Q: I am writing for my Aunt A. My grandmother died in the 90's. She had a living trust that gave her house to her two daughters, Aunt A and Aunt B. Aunt A took care of my grandmother towards the end of her life, and the trust was changed to give her 3/4 interest in the house. Grandmother died in a nursing home, paid for by the county. Aunt A has lived in the house all these years, taking no action to close the trust or anything. She was afraid she couldn't afford to pay the attorney to do the administrative work required, afraid that the county would want some money for grandmother's care, and afraid Aunt B would find out she got more interest in the house. So she's done nothing at all. Aunt A is having health problems and needs to refinance the house for money to take care of her health and because the house is in disrepair.
My question is this: what is her legal liability at this point? She is afraid to take any action, because she doesn't know what the ramifications will be.
Any information or advice you can give us would be greatly appreciated! --Joy, Sacramento, CA
A: Based on your question, it sounds as if Aunt A is named as the trustee of your grandmother's trust. Trustees owe fiduciary duties to the beneficiaries of a trust, which, in this case, would be Aunt A and Aunt B, and maybe others. You do not mention who are the beneficiaries of your grandmother's other trust assets (bank accounts, personal property, etc.), but Aunt A would owe the same fiduciary duties to them.
Aunt A's specific duties regarding trust assets, including the house, will depend on the exact provisions of your grandmother's trust. Generally, however, Aunt A has a duty to keep all the beneficiaries informed about the trust, to properly manage the trust assets, not to prefer one beneficiary over the other, and not to use trust assets for her personal benefit.

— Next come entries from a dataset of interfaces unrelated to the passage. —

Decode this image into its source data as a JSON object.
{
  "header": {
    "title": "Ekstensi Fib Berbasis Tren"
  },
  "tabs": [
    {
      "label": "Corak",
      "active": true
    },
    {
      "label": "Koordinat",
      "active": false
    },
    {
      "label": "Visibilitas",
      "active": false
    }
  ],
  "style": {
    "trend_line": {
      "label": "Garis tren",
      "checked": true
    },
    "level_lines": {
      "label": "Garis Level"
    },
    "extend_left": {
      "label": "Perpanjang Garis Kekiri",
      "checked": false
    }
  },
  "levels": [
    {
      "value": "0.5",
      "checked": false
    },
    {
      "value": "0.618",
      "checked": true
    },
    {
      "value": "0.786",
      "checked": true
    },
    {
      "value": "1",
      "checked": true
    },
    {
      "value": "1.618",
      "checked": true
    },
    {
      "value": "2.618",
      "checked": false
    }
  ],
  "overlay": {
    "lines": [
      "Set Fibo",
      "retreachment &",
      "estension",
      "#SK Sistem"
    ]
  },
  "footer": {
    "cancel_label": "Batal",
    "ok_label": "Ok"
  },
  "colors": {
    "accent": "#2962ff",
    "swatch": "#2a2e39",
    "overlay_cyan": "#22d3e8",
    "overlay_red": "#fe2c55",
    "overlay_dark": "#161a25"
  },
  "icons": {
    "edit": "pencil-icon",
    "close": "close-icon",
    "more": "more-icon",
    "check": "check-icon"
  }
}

Aunt A could be liable to Aunt B (and any other beneficiaries) for her failure to properly administer the trust after your grandmother's death. I would strongly recommend that Aunt A consult with an attorney who is experienced in trust administration as soon as possible, because the longer she waits and the more actions she takes with regard to the house, the more difficult the issues become. With knowledge of the trust agreement and more specific facts, an experienced attorney can advise Aunt A on how to approach Aunt B (and any other trust beneficiaries) about these issues.